## TASK DIRECTIONS
Repeat all entries word for word; skip images.

## SUPPLIED MATERIAL

↓↓↓

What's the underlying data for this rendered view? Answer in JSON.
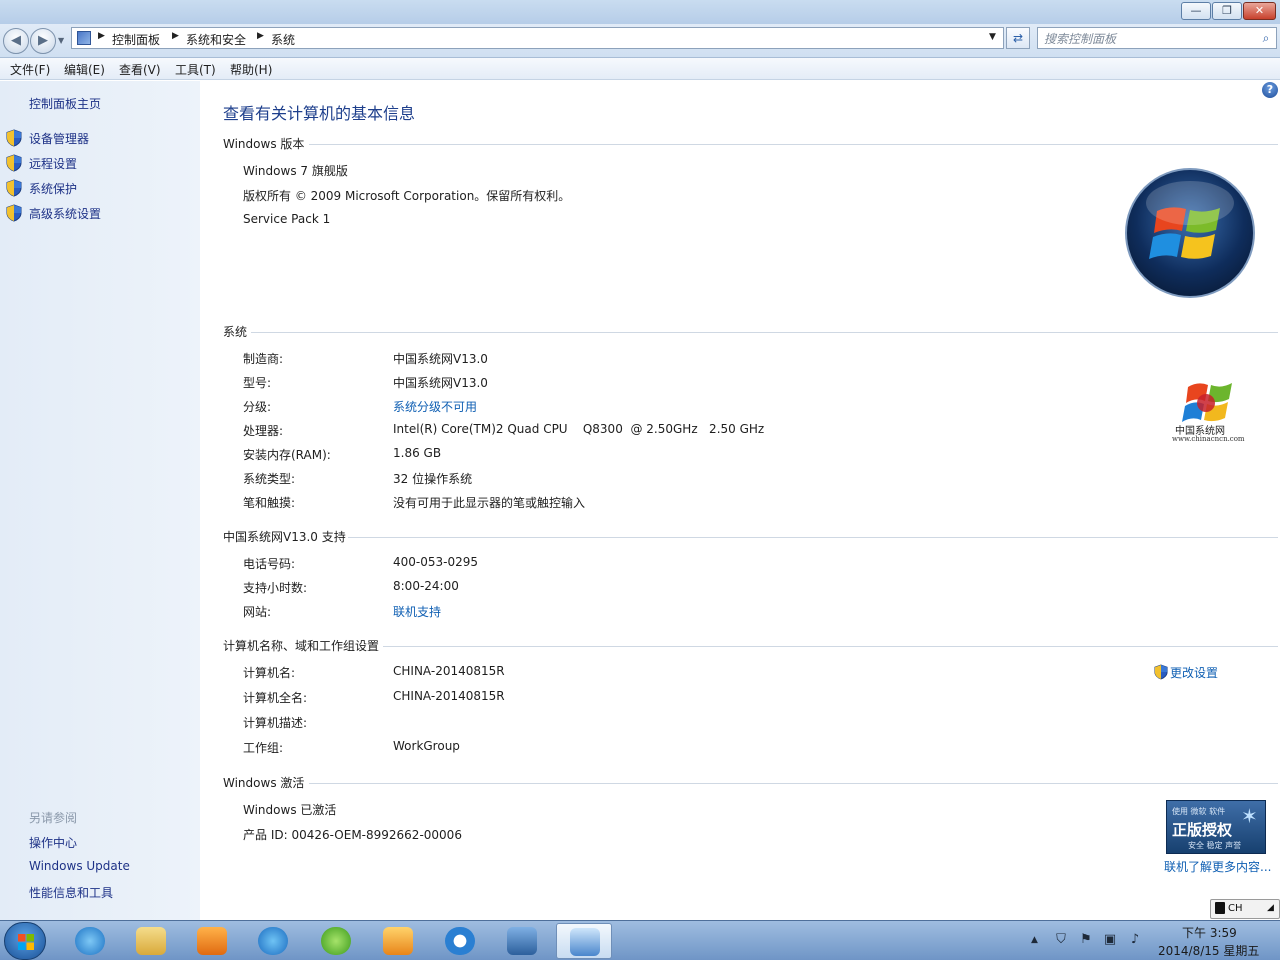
{
  "titlebar": {
    "min_glyph": "—",
    "max_glyph": "❐",
    "close_glyph": "✕"
  },
  "navbar": {
    "back_glyph": "◀",
    "forward_glyph": "▶",
    "breadcrumb": [
      "控制面板",
      "系统和安全",
      "系统"
    ],
    "search_placeholder": "搜索控制面板",
    "refresh_glyph": "⇄"
  },
  "menu": [
    "文件(F)",
    "编辑(E)",
    "查看(V)",
    "工具(T)",
    "帮助(H)"
  ],
  "sidebar": {
    "home": "控制面板主页",
    "tasks": [
      "设备管理器",
      "远程设置",
      "系统保护",
      "高级系统设置"
    ],
    "see_also_header": "另请参阅",
    "see_also": [
      "操作中心",
      "Windows Update",
      "性能信息和工具"
    ]
  },
  "main": {
    "title": "查看有关计算机的基本信息",
    "edition": {
      "header": "Windows 版本",
      "name": "Windows 7 旗舰版",
      "copyright": "版权所有 © 2009 Microsoft Corporation。保留所有权利。",
      "service_pack": "Service Pack 1"
    },
    "system": {
      "header": "系统",
      "rows": [
        {
          "label": "制造商:",
          "value": "中国系统网V13.0"
        },
        {
          "label": "型号:",
          "value": "中国系统网V13.0"
        },
        {
          "label": "分级:",
          "value": "系统分级不可用"
        },
        {
          "label": "处理器:",
          "value": "Intel(R) Core(TM)2 Quad CPU    Q8300  @ 2.50GHz   2.50 GHz"
        },
        {
          "label": "安装内存(RAM):",
          "value": "1.86 GB"
        },
        {
          "label": "系统类型:",
          "value": "32 位操作系统"
        },
        {
          "label": "笔和触摸:",
          "value": "没有可用于此显示器的笔或触控输入"
        }
      ],
      "oem_logo_text": "中国系统网",
      "oem_logo_url": "www.chinacncn.com"
    },
    "support": {
      "header": "中国系统网V13.0 支持",
      "rows": [
        {
          "label": "电话号码:",
          "value": "400-053-0295"
        },
        {
          "label": "支持小时数:",
          "value": "8:00-24:00"
        },
        {
          "label": "网站:",
          "value": "联机支持"
        }
      ]
    },
    "computer_name": {
      "header": "计算机名称、域和工作组设置",
      "change_link": "更改设置",
      "rows": [
        {
          "label": "计算机名:",
          "value": "CHINA-20140815R"
        },
        {
          "label": "计算机全名:",
          "value": "CHINA-20140815R"
        },
        {
          "label": "计算机描述:",
          "value": ""
        },
        {
          "label": "工作组:",
          "value": "WorkGroup"
        }
      ]
    },
    "activation": {
      "header": "Windows 激活",
      "status": "Windows 已激活",
      "product_id": "产品 ID: 00426-OEM-8992662-00006",
      "badge_line1": "使用 微软 软件",
      "badge_line2": "正版授权",
      "badge_line3": "安全 稳定 声誉",
      "learn_more": "联机了解更多内容..."
    }
  },
  "taskbar": {
    "apps": [
      "internet-explorer",
      "file-explorer",
      "media-player",
      "browser",
      "update-manager",
      "game",
      "media-center",
      "video-editor",
      "control-panel"
    ],
    "clock_time": "下午 3:59",
    "clock_date": "2014/8/15 星期五",
    "language": "CH"
  },
  "colors": {
    "accent": "#1e3f8c",
    "link": "#0f5fb3",
    "sidebar_bg": "#e3ecf7"
  }
}
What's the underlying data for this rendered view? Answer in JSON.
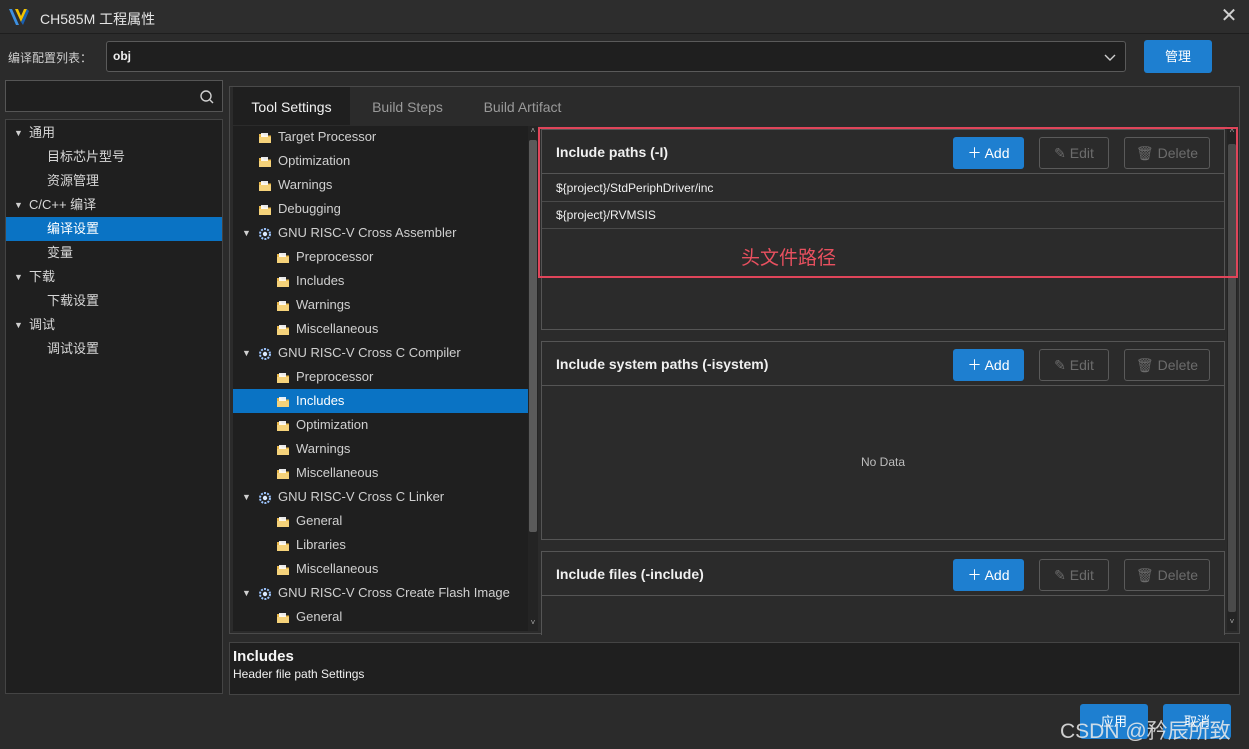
{
  "window": {
    "title": "CH585M 工程属性",
    "close_icon": "close-icon"
  },
  "config": {
    "label": "编译配置列表：",
    "value": "obj",
    "manage_label": "管理"
  },
  "search": {
    "placeholder": ""
  },
  "left_tree": {
    "items": [
      {
        "label": "通用",
        "level": 0,
        "expanded": true
      },
      {
        "label": "目标芯片型号",
        "level": 1
      },
      {
        "label": "资源管理",
        "level": 1
      },
      {
        "label": "C/C++ 编译",
        "level": 0,
        "expanded": true
      },
      {
        "label": "编译设置",
        "level": 1,
        "selected": true
      },
      {
        "label": "变量",
        "level": 1
      },
      {
        "label": "下载",
        "level": 0,
        "expanded": true
      },
      {
        "label": "下载设置",
        "level": 1
      },
      {
        "label": "调试",
        "level": 0,
        "expanded": true
      },
      {
        "label": "调试设置",
        "level": 1
      }
    ]
  },
  "tabs": [
    {
      "label": "Tool Settings",
      "active": true
    },
    {
      "label": "Build Steps",
      "active": false
    },
    {
      "label": "Build Artifact",
      "active": false
    }
  ],
  "tool_tree": {
    "items": [
      {
        "label": "Target Processor",
        "level": 0,
        "kind": "folder"
      },
      {
        "label": "Optimization",
        "level": 0,
        "kind": "folder"
      },
      {
        "label": "Warnings",
        "level": 0,
        "kind": "folder"
      },
      {
        "label": "Debugging",
        "level": 0,
        "kind": "folder"
      },
      {
        "label": "GNU RISC-V Cross Assembler",
        "level": 0,
        "kind": "tool",
        "expanded": true
      },
      {
        "label": "Preprocessor",
        "level": 1,
        "kind": "folder"
      },
      {
        "label": "Includes",
        "level": 1,
        "kind": "folder"
      },
      {
        "label": "Warnings",
        "level": 1,
        "kind": "folder"
      },
      {
        "label": "Miscellaneous",
        "level": 1,
        "kind": "folder"
      },
      {
        "label": "GNU RISC-V Cross C Compiler",
        "level": 0,
        "kind": "tool",
        "expanded": true
      },
      {
        "label": "Preprocessor",
        "level": 1,
        "kind": "folder"
      },
      {
        "label": "Includes",
        "level": 1,
        "kind": "folder",
        "selected": true
      },
      {
        "label": "Optimization",
        "level": 1,
        "kind": "folder"
      },
      {
        "label": "Warnings",
        "level": 1,
        "kind": "folder"
      },
      {
        "label": "Miscellaneous",
        "level": 1,
        "kind": "folder"
      },
      {
        "label": "GNU RISC-V Cross C Linker",
        "level": 0,
        "kind": "tool",
        "expanded": true
      },
      {
        "label": "General",
        "level": 1,
        "kind": "folder"
      },
      {
        "label": "Libraries",
        "level": 1,
        "kind": "folder"
      },
      {
        "label": "Miscellaneous",
        "level": 1,
        "kind": "folder"
      },
      {
        "label": "GNU RISC-V Cross Create Flash Image",
        "level": 0,
        "kind": "tool",
        "expanded": true
      },
      {
        "label": "General",
        "level": 1,
        "kind": "folder"
      }
    ]
  },
  "sections": {
    "include_paths": {
      "title": "Include paths (-I)",
      "rows": [
        "${project}/StdPeriphDriver/inc",
        "${project}/RVMSIS"
      ]
    },
    "include_system_paths": {
      "title": "Include system paths (-isystem)",
      "empty_text": "No Data"
    },
    "include_files": {
      "title": "Include files (-include)"
    },
    "buttons": {
      "add": "Add",
      "edit": "Edit",
      "delete": "Delete"
    }
  },
  "annotation": {
    "text": "头文件路径",
    "color": "#e0455a"
  },
  "description": {
    "title": "Includes",
    "text": "Header file path Settings"
  },
  "footer": {
    "apply_label": "应用",
    "cancel_label": "取消"
  },
  "watermark": "CSDN @矜辰所致",
  "colors": {
    "accent": "#1e7fd0",
    "selection": "#0a73c4",
    "background": "#2b2b2b"
  }
}
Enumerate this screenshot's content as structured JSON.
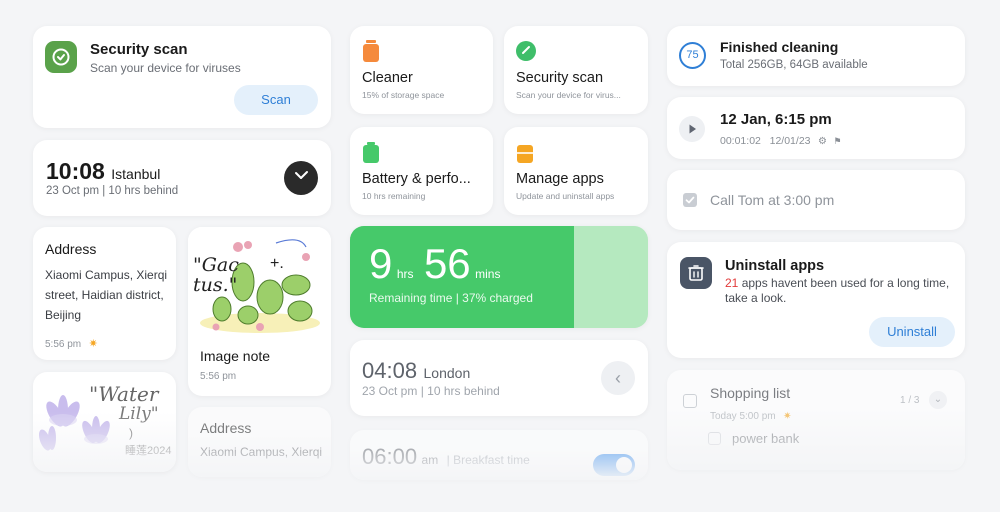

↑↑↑

## REPLY TO THE EXERCISE
What's the underlying data for this rendered view? Answer in JSON.
{
  "titlebar": {
    "min_glyph": "—",
    "max_glyph": "❐",
    "close_glyph": "✕"
  },
  "navbar": {
    "back_glyph": "◀",
    "forward_glyph": "▶",
    "breadcrumb": [
      "控制面板",
      "系统和安全",
      "系统"
    ],
    "search_placeholder": "搜索控制面板",
    "refresh_glyph": "⇄"
  },
  "menu": [
    "文件(F)",
    "编辑(E)",
    "查看(V)",
    "工具(T)",
    "帮助(H)"
  ],
  "sidebar": {
    "home": "控制面板主页",
    "tasks": [
      "设备管理器",
      "远程设置",
      "系统保护",
      "高级系统设置"
    ],
    "see_also_header": "另请参阅",
    "see_also": [
      "操作中心",
      "Windows Update",
      "性能信息和工具"
    ]
  },
  "main": {
    "title": "查看有关计算机的基本信息",
    "edition": {
      "header": "Windows 版本",
      "name": "Windows 7 旗舰版",
      "copyright": "版权所有 © 2009 Microsoft Corporation。保留所有权利。",
      "service_pack": "Service Pack 1"
    },
    "system": {
      "header": "系统",
      "rows": [
        {
          "label": "制造商:",
          "value": "中国系统网V13.0"
        },
        {
          "label": "型号:",
          "value": "中国系统网V13.0"
        },
        {
          "label": "分级:",
          "value": "系统分级不可用"
        },
        {
          "label": "处理器:",
          "value": "Intel(R) Core(TM)2 Quad CPU    Q8300  @ 2.50GHz   2.50 GHz"
        },
        {
          "label": "安装内存(RAM):",
          "value": "1.86 GB"
        },
        {
          "label": "系统类型:",
          "value": "32 位操作系统"
        },
        {
          "label": "笔和触摸:",
          "value": "没有可用于此显示器的笔或触控输入"
        }
      ],
      "oem_logo_text": "中国系统网",
      "oem_logo_url": "www.chinacncn.com"
    },
    "support": {
      "header": "中国系统网V13.0 支持",
      "rows": [
        {
          "label": "电话号码:",
          "value": "400-053-0295"
        },
        {
          "label": "支持小时数:",
          "value": "8:00-24:00"
        },
        {
          "label": "网站:",
          "value": "联机支持"
        }
      ]
    },
    "computer_name": {
      "header": "计算机名称、域和工作组设置",
      "change_link": "更改设置",
      "rows": [
        {
          "label": "计算机名:",
          "value": "CHINA-20140815R"
        },
        {
          "label": "计算机全名:",
          "value": "CHINA-20140815R"
        },
        {
          "label": "计算机描述:",
          "value": ""
        },
        {
          "label": "工作组:",
          "value": "WorkGroup"
        }
      ]
    },
    "activation": {
      "header": "Windows 激活",
      "status": "Windows 已激活",
      "product_id": "产品 ID: 00426-OEM-8992662-00006",
      "badge_line1": "使用 微软 软件",
      "badge_line2": "正版授权",
      "badge_line3": "安全 稳定 声誉",
      "learn_more": "联机了解更多内容..."
    }
  },
  "taskbar": {
    "apps": [
      "internet-explorer",
      "file-explorer",
      "media-player",
      "browser",
      "update-manager",
      "game",
      "media-center",
      "video-editor",
      "control-panel"
    ],
    "clock_time": "下午 3:59",
    "clock_date": "2014/8/15 星期五",
    "language": "CH"
  },
  "colors": {
    "accent": "#1e3f8c",
    "link": "#0f5fb3",
    "sidebar_bg": "#e3ecf7"
  }
}
What's the underlying data for this rendered view? Answer in JSON.
{
  "window": {
    "title": "CH585M 工程属性",
    "close_icon": "close-icon"
  },
  "config": {
    "label": "编译配置列表：",
    "value": "obj",
    "manage_label": "管理"
  },
  "search": {
    "placeholder": ""
  },
  "left_tree": {
    "items": [
      {
        "label": "通用",
        "level": 0,
        "expanded": true
      },
      {
        "label": "目标芯片型号",
        "level": 1
      },
      {
        "label": "资源管理",
        "level": 1
      },
      {
        "label": "C/C++ 编译",
        "level": 0,
        "expanded": true
      },
      {
        "label": "编译设置",
        "level": 1,
        "selected": true
      },
      {
        "label": "变量",
        "level": 1
      },
      {
        "label": "下载",
        "level": 0,
        "expanded": true
      },
      {
        "label": "下载设置",
        "level": 1
      },
      {
        "label": "调试",
        "level": 0,
        "expanded": true
      },
      {
        "label": "调试设置",
        "level": 1
      }
    ]
  },
  "tabs": [
    {
      "label": "Tool Settings",
      "active": true
    },
    {
      "label": "Build Steps",
      "active": false
    },
    {
      "label": "Build Artifact",
      "active": false
    }
  ],
  "tool_tree": {
    "items": [
      {
        "label": "Target Processor",
        "level": 0,
        "kind": "folder"
      },
      {
        "label": "Optimization",
        "level": 0,
        "kind": "folder"
      },
      {
        "label": "Warnings",
        "level": 0,
        "kind": "folder"
      },
      {
        "label": "Debugging",
        "level": 0,
        "kind": "folder"
      },
      {
        "label": "GNU RISC-V Cross Assembler",
        "level": 0,
        "kind": "tool",
        "expanded": true
      },
      {
        "label": "Preprocessor",
        "level": 1,
        "kind": "folder"
      },
      {
        "label": "Includes",
        "level": 1,
        "kind": "folder"
      },
      {
        "label": "Warnings",
        "level": 1,
        "kind": "folder"
      },
      {
        "label": "Miscellaneous",
        "level": 1,
        "kind": "folder"
      },
      {
        "label": "GNU RISC-V Cross C Compiler",
        "level": 0,
        "kind": "tool",
        "expanded": true
      },
      {
        "label": "Preprocessor",
        "level": 1,
        "kind": "folder"
      },
      {
        "label": "Includes",
        "level": 1,
        "kind": "folder",
        "selected": true
      },
      {
        "label": "Optimization",
        "level": 1,
        "kind": "folder"
      },
      {
        "label": "Warnings",
        "level": 1,
        "kind": "folder"
      },
      {
        "label": "Miscellaneous",
        "level": 1,
        "kind": "folder"
      },
      {
        "label": "GNU RISC-V Cross C Linker",
        "level": 0,
        "kind": "tool",
        "expanded": true
      },
      {
        "label": "General",
        "level": 1,
        "kind": "folder"
      },
      {
        "label": "Libraries",
        "level": 1,
        "kind": "folder"
      },
      {
        "label": "Miscellaneous",
        "level": 1,
        "kind": "folder"
      },
      {
        "label": "GNU RISC-V Cross Create Flash Image",
        "level": 0,
        "kind": "tool",
        "expanded": true
      },
      {
        "label": "General",
        "level": 1,
        "kind": "folder"
      }
    ]
  },
  "sections": {
    "include_paths": {
      "title": "Include paths (-I)",
      "rows": [
        "${project}/StdPeriphDriver/inc",
        "${project}/RVMSIS"
      ]
    },
    "include_system_paths": {
      "title": "Include system paths (-isystem)",
      "empty_text": "No Data"
    },
    "include_files": {
      "title": "Include files (-include)"
    },
    "buttons": {
      "add": "Add",
      "edit": "Edit",
      "delete": "Delete"
    }
  },
  "annotation": {
    "text": "头文件路径",
    "color": "#e0455a"
  },
  "description": {
    "title": "Includes",
    "text": "Header file path Settings"
  },
  "footer": {
    "apply_label": "应用",
    "cancel_label": "取消"
  },
  "watermark": "CSDN @矜辰所致",
  "colors": {
    "accent": "#1e7fd0",
    "selection": "#0a73c4",
    "background": "#2b2b2b"
  }
}
Enumerate this screenshot's content as structured JSON.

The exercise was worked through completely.